You can squat, push up, and crunch with the best of them, but how often do you target the less obvious muscle groups? Toned triceps and sculpted glutes are only part of the total-body equation. Most of us regular folk who aren’t personal trainers nor work out with them end our strength-training routines once we’ve hit the major muscles, which leaves a few of them feeling and looking neglected. This is a wake-up call for all of the forgotten muscles.
Scroll through to find which two muscles professional trainers say get ignored the most!
“Yes, they are the complement to that perfect pair of high heels. But the calves also stabilize your entire body as you stand and sit. They also assist with walking, jumping, hopping, lateral movements, basically anything involving movement. But these muscles are often ignored. It’s assumed that either you have calves or you don’t, but we all have them, and they are just as important as any other muscle in your leg.” — Kellie Sikorski, trainer at Barry’s Bootcamp Miami
“People forget about their calves! Especially in L.A. where we don’t walk anywhere, so we’re way behind any New Yorker. Many will say that genetics play a major role in the size and shape of their calf, but like any part of the body, putting in extra work is all it takes to make a change.” — Astrid Swan, professional trainer

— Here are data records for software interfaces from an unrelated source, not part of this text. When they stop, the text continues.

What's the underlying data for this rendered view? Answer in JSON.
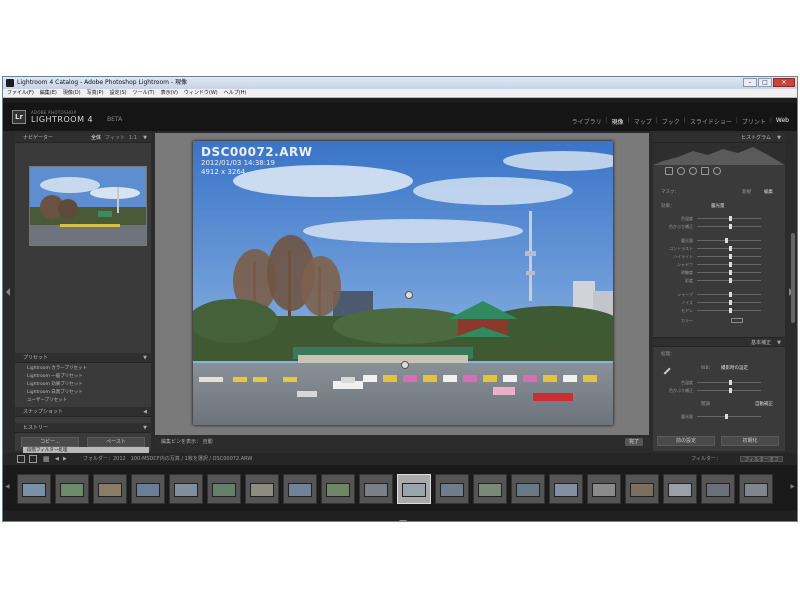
{
  "window": {
    "title": "Lightroom 4 Catalog - Adobe Photoshop Lightroom - 現像",
    "minimize": "–",
    "maximize": "□",
    "close": "✕"
  },
  "menu": [
    "ファイル(F)",
    "編集(E)",
    "現像(D)",
    "写真(P)",
    "設定(S)",
    "ツール(T)",
    "表示(V)",
    "ウィンドウ(W)",
    "ヘルプ(H)"
  ],
  "identity": {
    "logo": "Lr",
    "sub": "ADOBE PHOTOSHOP",
    "name": "LIGHTROOM 4",
    "beta": "BETA"
  },
  "modules": [
    "ライブラリ",
    "現像",
    "マップ",
    "ブック",
    "スライドショー",
    "プリント",
    "Web"
  ],
  "modules_separator": "|",
  "left_panel": {
    "navigator": "ナビゲーター",
    "nav_tabs": [
      "全体",
      "フィット",
      "1:1"
    ],
    "presets": "プリセット",
    "preset_items": [
      "Lightroom カラープリセット",
      "Lightroom 一般プリセット",
      "Lightroom 効果プリセット",
      "Lightroom 白黒プリセット",
      "ユーザープリセット"
    ],
    "snapshots": "スナップショット",
    "history": "ヒストリー",
    "history_items": [
      "段階フィルター処理",
      "段階フィルター処理",
      "段階フィルター処理",
      "段階フィルター処理",
      "段階フィルター処理",
      "段階フィルター処理",
      "段階フィルター処理"
    ],
    "copy_button": "コピー...",
    "paste_button": "ペースト"
  },
  "photo": {
    "filename": "DSC00072.ARW",
    "datetime": "2012/01/03 14:38:19",
    "dimensions": "4912 x 3264"
  },
  "toolbar": {
    "label": "編集ピンを表示：",
    "value": "自動",
    "done": "完了"
  },
  "right_panel": {
    "histogram": "ヒストグラム",
    "mask": "マスク：",
    "mask_new": "新規",
    "mask_edit": "編集",
    "effect": "効果：",
    "effect_value": "露光量",
    "sliders": [
      "色温度",
      "色かぶり補正",
      "露光量",
      "コントラスト",
      "ハイライト",
      "シャドウ",
      "明瞭度",
      "彩度",
      "シャープ",
      "ノイズ",
      "モアレ",
      "カラー"
    ],
    "basic": "基本補正",
    "treatment": "処理：",
    "wb": "WB：",
    "wb_value": "撮影時の設定",
    "tone": "階調",
    "auto_tone": "自動補正",
    "prev_button": "前の設定",
    "reset_button": "初期化"
  },
  "filmstrip": {
    "info": "フォルダー：2012　100-MSDCF内の写真 / 1枚を選択 / DSC00072.ARW",
    "filter": "フィルター：",
    "filter_value": "フィルターオフ"
  }
}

Exercise for your calves: Calf Raises (in every form)
Sikorski recommends standing calf raises and seated calf raises on top of adding calf raises to your standard squats. Swan suggests adding weight to increase strength. The how is pretty simple: “Rise up high onto your toes, and lower back down to feet flat on the ground,” Swan says.
“The erector spinae (lower back) is overlooked way too much, which is ironic because it’s the same area where the average person complains of pain. Not only does it look amazing when it’s developed, but it also protects you from injury. When we say ‘back,’ most just think of the large muscles in the upper back, neglecting the low back. When we say ‘core,’ most think of the abs but not the low back, which is a part of the core as well. Strengthening your low back will greatly reduce your risk of injury, not to mention it’s a small but great looking area if developed well. I always tell my clients the abs will look great as you walk toward me, but eventually, you have to turn around and walk away. So work your lower back!” — Kellie Sikorski, trainer at Barry’s Bootcamp Miami
“All muscles of the posterior chain that contribute to posture get ignored a lot of the time, especially now that everyone seems to favor a kyphotic [hunched-over] position due to texting and sitting at a computer all day.” — Ethan Marine, trainer at Barry’s Bootcamp Miami
Exercise for your lower back: Deadlifts
Start in a standing position with a dumbbell in each hand and a slight bend in your knees. Send your hips back as you bend from the waist while keeping your chest up and spine neutral. Slowly rise back to a standing position and restart.
Exercise for your lower back: Supermans
Lie flat on your stomach. Keep your neck in line with the rest of your spine. Looking down toward the ground, lift both legs and arms off the ground and hold for three counts; then slowly lower and repeat.
Have you been neglecting your lower back and calves? Tell us in the comments below!